CLA: Yeah, we use half-inch. Ampex at +6 . . . and we’re hitting the needles usually one or two dB over zero, depending on the song. Then it all goes on the HD file at 96kHz, 24-bit. We have one Pro Tools rig just for the two-track. I want all my versions in sync with the master so that you can go between any of them and they are all in sync.

EQ: So do you A/B them?

CLA: You could do that, but the purpose is to have all of the versions and edits in sync. Here’s an example: You’re like, “ah crap, a clean version. I forgot that song has [a non radio-friendly word] in it, you gotta make a clean version.” Well, the instrumentals are in perfect sync — just flip it in, and flip it out. Everybody wins. Or here’s another example: Your favorite limiter made a crunchy noise at the beginning of the song. Well, since it was first pass, it had cleared its throat by the second pass. You can fix it — all of the different versions are in sync, so just use the intro from the vocal up version. You can’t guarantee that 100% of your files leave without a speck of crud on them, because of an old piece of gear. It’s tough enough getting the files in and out of here in perfect order.

The whole key is in documenting. I learned that from Bob Clearmountain — he documents everything perfectly. He came up with this great program called “Session Tools.” Our track sheets are typed, every CD is printed on, we have backups upon backups. It’s audio. It’s our lives. Sure, no one’s gonna die if a mix is lost, but it won’t if you’re into the discipline of organization. . . .

EQ: So . . . vocals. Do you have any standard gear or tricks that you use?

CLA: I have a couple old blue face 1176s, one in particular that’s all wired wrong inside. It’s perfect! The key to vocals is prepping the track before it hits that limiter. We pre-EQ it. We will cut up the audio files sometimes to levelize it. We’ll use a couple of plug-ins. We’ll always experiment with vocals ’cause, hell, even transferring to analog doesn’t work sometimes.

EQ: How much are you compressing and automating the vocals?

CLA: Oh, we’re hitting them with a baseball bat like three or four times over. I’m not using the compression to save myself from having to ride the fader; I’m trying to put some character into it. I want it to sound like it was recorded on a 16 track, with a Fairchild, hitting the tape nice and hard, adding all of that color and character into it — making that in your face sound. We’re trying to pull together a rack mount 2" machine that we just XLR in and out and to use as an effect. The half-inch doesn’t emulate a 24-track vocal sound, and that’s what I’m after . . . like a 30 or 15 ips Dolby vocal track sound. The half-inch is too clean; it distorts before it bends. Well, what’s the tape width of a 24-track? It’s like a 12th of an inch per track with the gap. There’s not much room there. You just can’t emulate that.

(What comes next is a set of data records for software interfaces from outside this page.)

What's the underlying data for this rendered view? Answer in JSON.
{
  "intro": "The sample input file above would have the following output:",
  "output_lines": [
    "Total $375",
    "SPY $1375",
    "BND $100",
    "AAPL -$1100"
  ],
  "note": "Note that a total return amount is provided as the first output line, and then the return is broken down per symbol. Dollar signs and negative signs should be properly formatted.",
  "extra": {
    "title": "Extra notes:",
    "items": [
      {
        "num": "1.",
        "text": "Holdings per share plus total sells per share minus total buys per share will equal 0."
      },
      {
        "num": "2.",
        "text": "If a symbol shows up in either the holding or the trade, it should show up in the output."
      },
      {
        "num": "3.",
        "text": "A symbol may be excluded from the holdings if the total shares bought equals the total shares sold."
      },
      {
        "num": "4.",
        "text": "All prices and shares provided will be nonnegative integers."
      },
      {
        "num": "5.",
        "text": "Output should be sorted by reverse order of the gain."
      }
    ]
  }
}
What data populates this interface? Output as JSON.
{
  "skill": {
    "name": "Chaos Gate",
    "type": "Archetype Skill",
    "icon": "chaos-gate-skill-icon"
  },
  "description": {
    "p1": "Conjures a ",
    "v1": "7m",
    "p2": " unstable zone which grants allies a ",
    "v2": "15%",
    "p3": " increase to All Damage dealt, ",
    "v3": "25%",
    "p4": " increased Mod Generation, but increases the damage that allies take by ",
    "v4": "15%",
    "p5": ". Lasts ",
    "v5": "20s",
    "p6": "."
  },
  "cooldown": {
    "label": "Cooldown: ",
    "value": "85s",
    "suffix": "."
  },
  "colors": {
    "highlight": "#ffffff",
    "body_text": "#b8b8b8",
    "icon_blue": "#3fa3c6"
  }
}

EQ: You’re immensely successful in this field. How do you recommend that people break out of the hobbyist stage and into the big business?

CLA: There’s only one way to get in the business, I believe. Find the nearest recording studio that has somebody cool in it, and beg, beg, beg to make the guy behind the board coffee. Beg to clean the toilet, beg to work there. Be a fly on the wall, be in the room with the guys who make hits like Bob Clearmountain, or Tom Lord-Alge. Be in the room with Andy Wallace. Do whatever you can do to get in the room. Take note of everything they do, and find a way that you can do it for yourself. And do it better. Learn the techniques of the vanishing art of recording from the guys that really know how to do it.

When you are starting out you are in the prime time to absorb, to discipline yourself. If you’re a slob, it’s not going to work for you. Be ready to work 15 or 16 hours a day. Make friends, and do it all for nothing. Get up off your ass and put down the bong; get your hands out of your pants and head to the studio. I was 12 years old when my mom took me to the studio and I wanted to be there every single day. That’s the love for it. All the stuff you need to learn, you really need to learn while you’re young. Listen to the music — don’t just look at it. Nobody cares what the impedance is; all they care about is when you can walk into the room, set up a mic, turn the knobs, hit record, and make everybody go “wow.”